Your assignment
Omitting the pictures, print every line below exactly as it stands.

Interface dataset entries
>>

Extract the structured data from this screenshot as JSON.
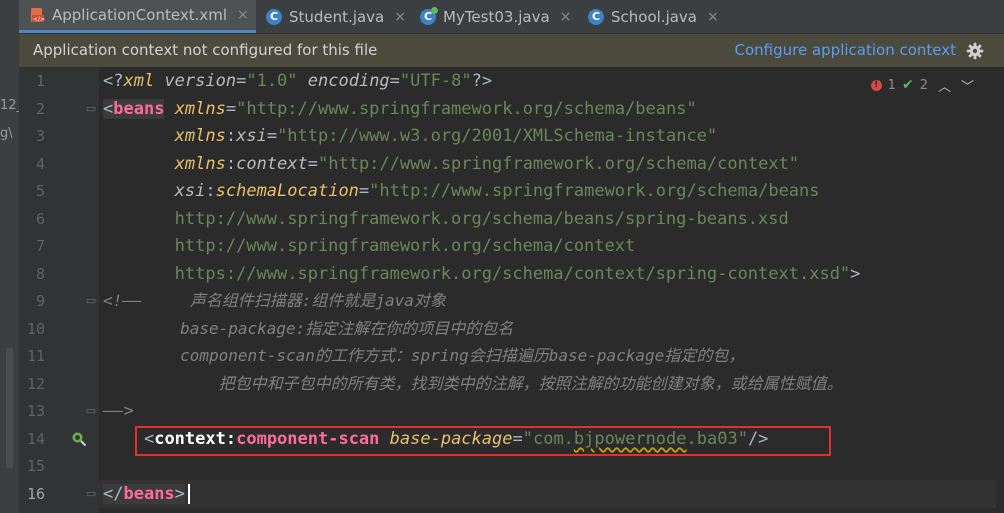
{
  "tabs": [
    {
      "label": "ApplicationContext.xml",
      "icon": "xml-file-icon",
      "active": true
    },
    {
      "label": "Student.java",
      "icon": "java-class-icon",
      "active": false
    },
    {
      "label": "MyTest03.java",
      "icon": "java-class-run-icon",
      "active": false
    },
    {
      "label": "School.java",
      "icon": "java-class-icon",
      "active": false
    }
  ],
  "close_glyph": "×",
  "notice": {
    "message": "Application context not configured for this file",
    "link": "Configure application context"
  },
  "inspection": {
    "errors": "1",
    "warnings": "2"
  },
  "left_fragments": {
    "f1": "12_",
    "f2": "g\\"
  },
  "gutter": {
    "line_numbers": [
      "1",
      "2",
      "3",
      "4",
      "5",
      "6",
      "7",
      "8",
      "9",
      "10",
      "11",
      "12",
      "13",
      "14",
      "15",
      "16"
    ]
  },
  "code": {
    "l1": {
      "a": "<?",
      "b": "xml ",
      "c": "version",
      "d": "=",
      "e": "\"1.0\"",
      "f": " ",
      "g": "encoding",
      "h": "=",
      "i": "\"UTF-8\"",
      "j": "?>"
    },
    "l2": {
      "a": "<",
      "b": "beans",
      "c": " ",
      "d": "xmlns",
      "e": "=",
      "f": "\"http://www.springframework.org/schema/beans\""
    },
    "l3": {
      "pad": "       ",
      "a": "xmlns",
      "b": ":",
      "c": "xsi",
      "d": "=",
      "e": "\"http://www.w3.org/2001/XMLSchema-instance\""
    },
    "l4": {
      "pad": "       ",
      "a": "xmlns",
      "b": ":",
      "c": "context",
      "d": "=",
      "e": "\"http://www.springframework.org/schema/context\""
    },
    "l5": {
      "pad": "       ",
      "a": "xsi",
      "b": ":",
      "c": "schemaLocation",
      "d": "=",
      "e": "\"http://www.springframework.org/schema/beans"
    },
    "l6": {
      "pad": "       ",
      "a": "http://www.springframework.org/schema/beans/spring-beans.xsd"
    },
    "l7": {
      "pad": "       ",
      "a": "http://www.springframework.org/schema/context"
    },
    "l8": {
      "pad": "       ",
      "a": "https://www.springframework.org/schema/context/spring-context.xsd\"",
      "b": ">"
    },
    "l9": {
      "a": "<!—— ",
      "b": "    声名组件扫描器:组件就是java对象"
    },
    "l10": {
      "a": "        base-package:指定注解在你的项目中的包名"
    },
    "l11": {
      "a": "        component-scan的工作方式：spring会扫描遍历base-package指定的包，"
    },
    "l12": {
      "a": "            把包中和子包中的所有类，找到类中的注解，按照注解的功能创建对象，或给属性赋值。"
    },
    "l13": {
      "a": "——>"
    },
    "l14": {
      "pad": "    ",
      "a": "<",
      "b": "context",
      "c": ":",
      "d": "component-scan",
      "e": " ",
      "f": "base-package",
      "g": "=",
      "h": "\"com.",
      "i": "bjpowernode",
      "j": ".ba03\"",
      "k": "/>"
    },
    "l16": {
      "a": "</",
      "b": "beans",
      "c": ">"
    }
  },
  "colors": {
    "accent": "#4a88c7",
    "link": "#589df6",
    "highlight_box": "#e03030",
    "notice_bg": "#4b4a3d"
  }
}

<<

Solution
Extract the structured data from this screenshot as JSON.
{
  "tabs": [
    {
      "label": "ApplicationContext.xml",
      "icon": "xml-file-icon",
      "active": true
    },
    {
      "label": "Student.java",
      "icon": "java-class-icon",
      "active": false
    },
    {
      "label": "MyTest03.java",
      "icon": "java-class-run-icon",
      "active": false
    },
    {
      "label": "School.java",
      "icon": "java-class-icon",
      "active": false
    }
  ],
  "close_glyph": "×",
  "notice": {
    "message": "Application context not configured for this file",
    "link": "Configure application context"
  },
  "inspection": {
    "errors": "1",
    "warnings": "2"
  },
  "left_fragments": {
    "f1": "12_",
    "f2": "g\\"
  },
  "gutter": {
    "line_numbers": [
      "1",
      "2",
      "3",
      "4",
      "5",
      "6",
      "7",
      "8",
      "9",
      "10",
      "11",
      "12",
      "13",
      "14",
      "15",
      "16"
    ]
  },
  "code": {
    "l1": {
      "a": "<?",
      "b": "xml ",
      "c": "version",
      "d": "=",
      "e": "\"1.0\"",
      "f": " ",
      "g": "encoding",
      "h": "=",
      "i": "\"UTF-8\"",
      "j": "?>"
    },
    "l2": {
      "a": "<",
      "b": "beans",
      "c": " ",
      "d": "xmlns",
      "e": "=",
      "f": "\"http://www.springframework.org/schema/beans\""
    },
    "l3": {
      "pad": "       ",
      "a": "xmlns",
      "b": ":",
      "c": "xsi",
      "d": "=",
      "e": "\"http://www.w3.org/2001/XMLSchema-instance\""
    },
    "l4": {
      "pad": "       ",
      "a": "xmlns",
      "b": ":",
      "c": "context",
      "d": "=",
      "e": "\"http://www.springframework.org/schema/context\""
    },
    "l5": {
      "pad": "       ",
      "a": "xsi",
      "b": ":",
      "c": "schemaLocation",
      "d": "=",
      "e": "\"http://www.springframework.org/schema/beans"
    },
    "l6": {
      "pad": "       ",
      "a": "http://www.springframework.org/schema/beans/spring-beans.xsd"
    },
    "l7": {
      "pad": "       ",
      "a": "http://www.springframework.org/schema/context"
    },
    "l8": {
      "pad": "       ",
      "a": "https://www.springframework.org/schema/context/spring-context.xsd\"",
      "b": ">"
    },
    "l9": {
      "a": "<!—— ",
      "b": "    声名组件扫描器:组件就是java对象"
    },
    "l10": {
      "a": "        base-package:指定注解在你的项目中的包名"
    },
    "l11": {
      "a": "        component-scan的工作方式：spring会扫描遍历base-package指定的包，"
    },
    "l12": {
      "a": "            把包中和子包中的所有类，找到类中的注解，按照注解的功能创建对象，或给属性赋值。"
    },
    "l13": {
      "a": "——>"
    },
    "l14": {
      "pad": "    ",
      "a": "<",
      "b": "context",
      "c": ":",
      "d": "component-scan",
      "e": " ",
      "f": "base-package",
      "g": "=",
      "h": "\"com.",
      "i": "bjpowernode",
      "j": ".ba03\"",
      "k": "/>"
    },
    "l16": {
      "a": "</",
      "b": "beans",
      "c": ">"
    }
  },
  "colors": {
    "accent": "#4a88c7",
    "link": "#589df6",
    "highlight_box": "#e03030",
    "notice_bg": "#4b4a3d"
  }
}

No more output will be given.